Dataset records
# # #
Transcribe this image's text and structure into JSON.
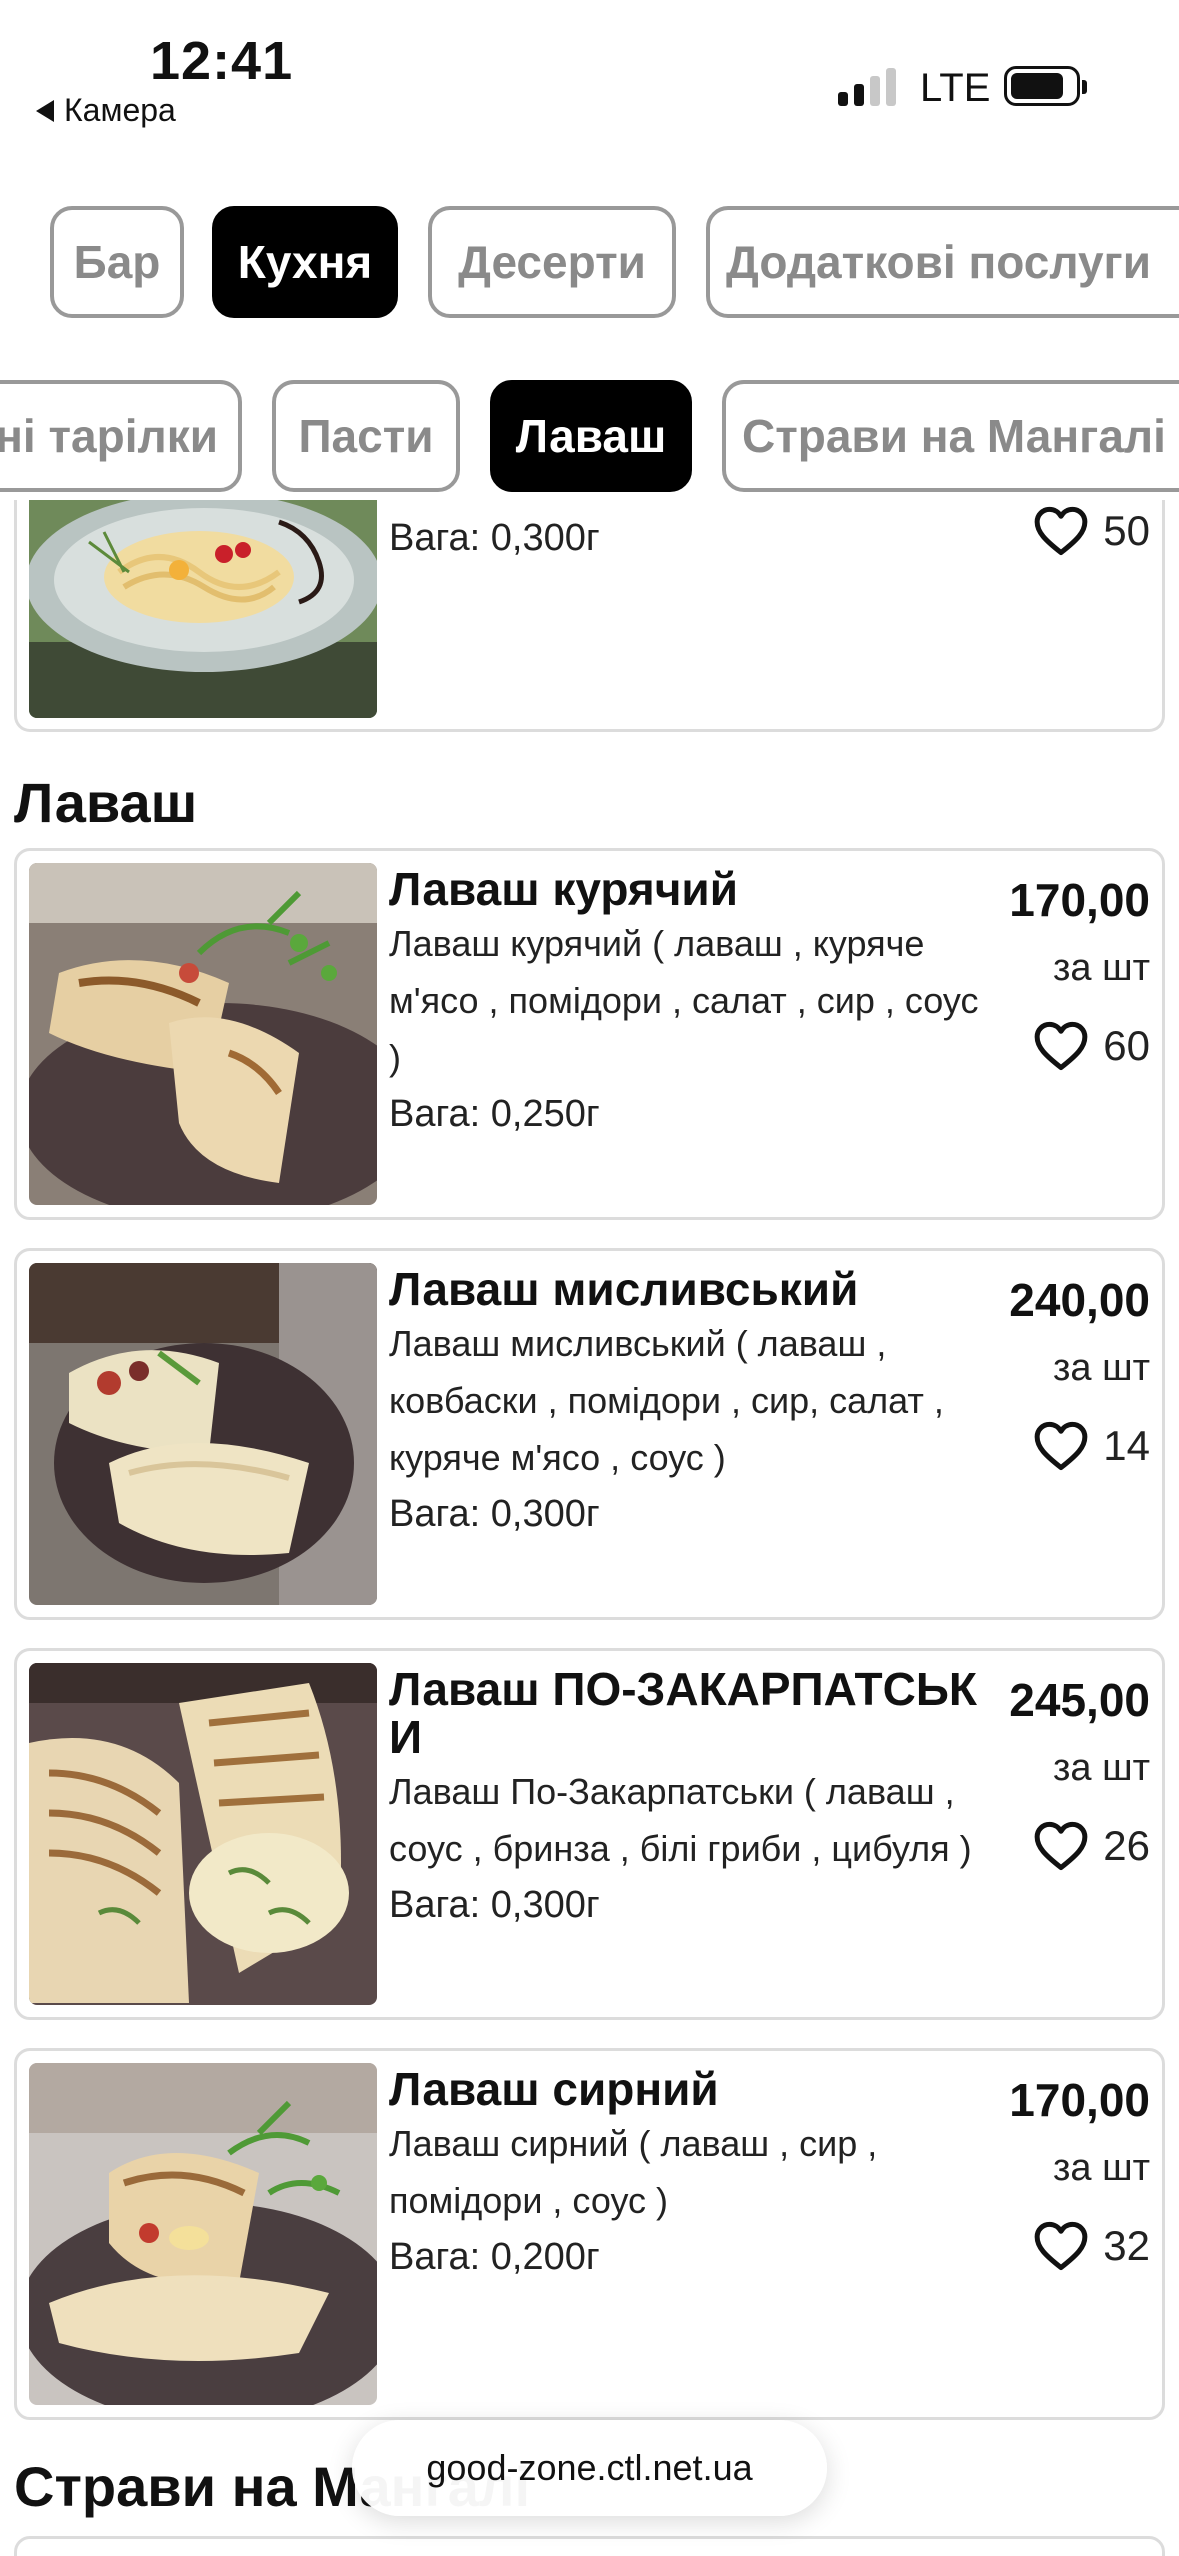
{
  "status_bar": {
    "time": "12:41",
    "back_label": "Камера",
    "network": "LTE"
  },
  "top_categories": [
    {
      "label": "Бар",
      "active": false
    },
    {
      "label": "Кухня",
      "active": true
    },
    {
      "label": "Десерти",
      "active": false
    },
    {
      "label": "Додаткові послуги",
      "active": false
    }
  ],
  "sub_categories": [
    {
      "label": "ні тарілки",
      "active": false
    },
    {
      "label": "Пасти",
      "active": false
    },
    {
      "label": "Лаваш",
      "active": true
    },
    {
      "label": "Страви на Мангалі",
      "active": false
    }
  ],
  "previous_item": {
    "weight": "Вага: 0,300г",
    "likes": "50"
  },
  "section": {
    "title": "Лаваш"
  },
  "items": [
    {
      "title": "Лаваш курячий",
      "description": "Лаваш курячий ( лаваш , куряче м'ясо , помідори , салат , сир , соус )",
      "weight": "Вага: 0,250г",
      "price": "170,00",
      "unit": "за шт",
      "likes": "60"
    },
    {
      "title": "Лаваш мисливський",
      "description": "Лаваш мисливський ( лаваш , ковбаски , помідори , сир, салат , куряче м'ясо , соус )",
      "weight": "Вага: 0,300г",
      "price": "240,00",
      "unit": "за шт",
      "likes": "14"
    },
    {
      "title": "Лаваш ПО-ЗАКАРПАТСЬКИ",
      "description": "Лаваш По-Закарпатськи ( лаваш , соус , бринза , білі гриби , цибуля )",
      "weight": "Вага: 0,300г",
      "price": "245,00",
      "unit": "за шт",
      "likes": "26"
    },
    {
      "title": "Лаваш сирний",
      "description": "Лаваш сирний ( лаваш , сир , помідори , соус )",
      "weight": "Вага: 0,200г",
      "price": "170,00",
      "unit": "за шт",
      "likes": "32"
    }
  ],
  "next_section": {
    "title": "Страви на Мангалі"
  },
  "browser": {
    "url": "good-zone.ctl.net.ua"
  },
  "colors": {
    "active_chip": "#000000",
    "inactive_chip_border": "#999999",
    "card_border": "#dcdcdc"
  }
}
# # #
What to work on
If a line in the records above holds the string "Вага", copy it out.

Exercise response
    "weight": "Вага: 0,300г",
      "weight": "Вага: 0,250г",
      "weight": "Вага: 0,300г",
      "weight": "Вага: 0,300г",
      "weight": "Вага: 0,200г",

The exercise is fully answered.